[Excerpts from an interface dataset]
§ §

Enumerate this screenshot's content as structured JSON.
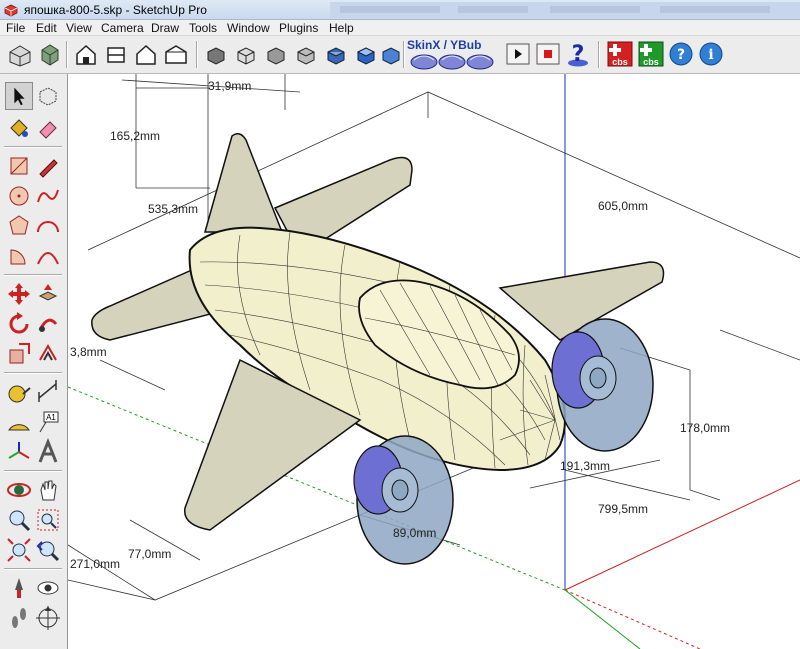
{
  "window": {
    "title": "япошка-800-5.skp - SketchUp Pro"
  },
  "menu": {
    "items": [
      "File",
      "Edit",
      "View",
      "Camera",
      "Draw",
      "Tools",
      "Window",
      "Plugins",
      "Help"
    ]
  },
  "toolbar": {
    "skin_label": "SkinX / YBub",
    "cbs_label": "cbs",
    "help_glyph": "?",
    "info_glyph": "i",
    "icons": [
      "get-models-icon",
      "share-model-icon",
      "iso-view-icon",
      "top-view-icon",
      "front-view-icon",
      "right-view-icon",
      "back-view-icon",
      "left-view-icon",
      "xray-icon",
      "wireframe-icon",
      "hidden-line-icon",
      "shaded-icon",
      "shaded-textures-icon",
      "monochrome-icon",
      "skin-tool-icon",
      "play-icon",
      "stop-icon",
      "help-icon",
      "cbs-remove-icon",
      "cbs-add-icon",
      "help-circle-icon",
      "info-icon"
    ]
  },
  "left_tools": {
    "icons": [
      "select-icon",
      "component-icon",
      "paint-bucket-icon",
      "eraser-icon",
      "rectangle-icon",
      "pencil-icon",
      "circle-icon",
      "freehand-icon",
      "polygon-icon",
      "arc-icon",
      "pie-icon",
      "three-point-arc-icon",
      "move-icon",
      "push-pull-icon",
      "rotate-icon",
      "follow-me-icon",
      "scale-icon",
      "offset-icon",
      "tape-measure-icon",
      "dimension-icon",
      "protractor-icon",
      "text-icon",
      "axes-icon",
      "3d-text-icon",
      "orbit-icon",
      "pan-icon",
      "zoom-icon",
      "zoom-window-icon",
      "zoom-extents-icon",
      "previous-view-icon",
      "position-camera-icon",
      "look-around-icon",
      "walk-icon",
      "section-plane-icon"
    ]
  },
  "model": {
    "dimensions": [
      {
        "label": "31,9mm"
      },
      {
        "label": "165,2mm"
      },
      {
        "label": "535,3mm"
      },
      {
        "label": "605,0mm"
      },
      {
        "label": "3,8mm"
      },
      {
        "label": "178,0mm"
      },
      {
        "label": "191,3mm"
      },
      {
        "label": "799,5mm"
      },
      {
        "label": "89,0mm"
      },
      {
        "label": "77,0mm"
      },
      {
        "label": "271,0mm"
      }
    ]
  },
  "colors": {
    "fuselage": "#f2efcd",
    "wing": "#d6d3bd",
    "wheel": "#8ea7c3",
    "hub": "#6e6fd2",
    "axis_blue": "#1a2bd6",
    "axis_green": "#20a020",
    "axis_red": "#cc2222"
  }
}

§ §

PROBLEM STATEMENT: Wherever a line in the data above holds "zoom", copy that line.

EXPECTED ANSWER:
      "zoom-icon",
      "zoom-window-icon",
      "zoom-extents-icon",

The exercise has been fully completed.